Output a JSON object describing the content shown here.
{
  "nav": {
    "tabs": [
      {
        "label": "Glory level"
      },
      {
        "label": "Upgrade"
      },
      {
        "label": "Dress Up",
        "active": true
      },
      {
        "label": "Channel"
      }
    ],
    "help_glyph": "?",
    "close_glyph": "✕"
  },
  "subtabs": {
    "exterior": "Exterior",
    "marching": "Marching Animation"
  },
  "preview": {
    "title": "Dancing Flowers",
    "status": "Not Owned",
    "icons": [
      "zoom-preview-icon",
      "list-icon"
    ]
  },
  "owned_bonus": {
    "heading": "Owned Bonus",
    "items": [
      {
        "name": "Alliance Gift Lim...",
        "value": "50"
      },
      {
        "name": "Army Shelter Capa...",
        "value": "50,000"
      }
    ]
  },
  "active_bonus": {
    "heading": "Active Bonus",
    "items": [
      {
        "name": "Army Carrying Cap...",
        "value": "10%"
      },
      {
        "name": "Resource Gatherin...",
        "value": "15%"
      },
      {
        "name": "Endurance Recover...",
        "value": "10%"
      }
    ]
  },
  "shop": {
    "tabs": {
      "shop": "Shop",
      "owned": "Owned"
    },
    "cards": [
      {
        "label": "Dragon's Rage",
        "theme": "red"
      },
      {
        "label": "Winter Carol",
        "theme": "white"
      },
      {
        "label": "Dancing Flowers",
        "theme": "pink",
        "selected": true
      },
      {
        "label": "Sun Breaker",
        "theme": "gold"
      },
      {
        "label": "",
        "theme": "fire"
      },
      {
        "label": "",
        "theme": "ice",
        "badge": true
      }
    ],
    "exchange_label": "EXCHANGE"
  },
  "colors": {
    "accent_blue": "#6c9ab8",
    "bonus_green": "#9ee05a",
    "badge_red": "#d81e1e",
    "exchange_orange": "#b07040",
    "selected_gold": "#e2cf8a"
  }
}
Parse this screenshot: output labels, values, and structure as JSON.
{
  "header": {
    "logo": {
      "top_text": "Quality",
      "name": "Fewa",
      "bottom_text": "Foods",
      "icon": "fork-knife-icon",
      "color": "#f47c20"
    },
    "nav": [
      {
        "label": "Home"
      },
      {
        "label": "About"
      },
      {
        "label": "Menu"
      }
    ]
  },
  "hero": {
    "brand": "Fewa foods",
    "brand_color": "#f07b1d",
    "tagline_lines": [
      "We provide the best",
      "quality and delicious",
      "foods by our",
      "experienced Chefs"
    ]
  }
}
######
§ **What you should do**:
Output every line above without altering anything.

§ **Answer**:
Output a JSON object describing the content shown here.
{
  "nav": {
    "tabs": [
      {
        "label": "Glory level"
      },
      {
        "label": "Upgrade"
      },
      {
        "label": "Dress Up",
        "active": true
      },
      {
        "label": "Channel"
      }
    ],
    "help_glyph": "?",
    "close_glyph": "✕"
  },
  "subtabs": {
    "exterior": "Exterior",
    "marching": "Marching Animation"
  },
  "preview": {
    "title": "Dancing Flowers",
    "status": "Not Owned",
    "icons": [
      "zoom-preview-icon",
      "list-icon"
    ]
  },
  "owned_bonus": {
    "heading": "Owned Bonus",
    "items": [
      {
        "name": "Alliance Gift Lim...",
        "value": "50"
      },
      {
        "name": "Army Shelter Capa...",
        "value": "50,000"
      }
    ]
  },
  "active_bonus": {
    "heading": "Active Bonus",
    "items": [
      {
        "name": "Army Carrying Cap...",
        "value": "10%"
      },
      {
        "name": "Resource Gatherin...",
        "value": "15%"
      },
      {
        "name": "Endurance Recover...",
        "value": "10%"
      }
    ]
  },
  "shop": {
    "tabs": {
      "shop": "Shop",
      "owned": "Owned"
    },
    "cards": [
      {
        "label": "Dragon's Rage",
        "theme": "red"
      },
      {
        "label": "Winter Carol",
        "theme": "white"
      },
      {
        "label": "Dancing Flowers",
        "theme": "pink",
        "selected": true
      },
      {
        "label": "Sun Breaker",
        "theme": "gold"
      },
      {
        "label": "",
        "theme": "fire"
      },
      {
        "label": "",
        "theme": "ice",
        "badge": true
      }
    ],
    "exchange_label": "EXCHANGE"
  },
  "colors": {
    "accent_blue": "#6c9ab8",
    "bonus_green": "#9ee05a",
    "badge_red": "#d81e1e",
    "exchange_orange": "#b07040",
    "selected_gold": "#e2cf8a"
  }
}
Parse this screenshot: output labels, values, and structure as JSON.
{
  "header": {
    "logo": {
      "top_text": "Quality",
      "name": "Fewa",
      "bottom_text": "Foods",
      "icon": "fork-knife-icon",
      "color": "#f47c20"
    },
    "nav": [
      {
        "label": "Home"
      },
      {
        "label": "About"
      },
      {
        "label": "Menu"
      }
    ]
  },
  "hero": {
    "brand": "Fewa foods",
    "brand_color": "#f07b1d",
    "tagline_lines": [
      "We provide the best",
      "quality and delicious",
      "foods by our",
      "experienced Chefs"
    ]
  }
}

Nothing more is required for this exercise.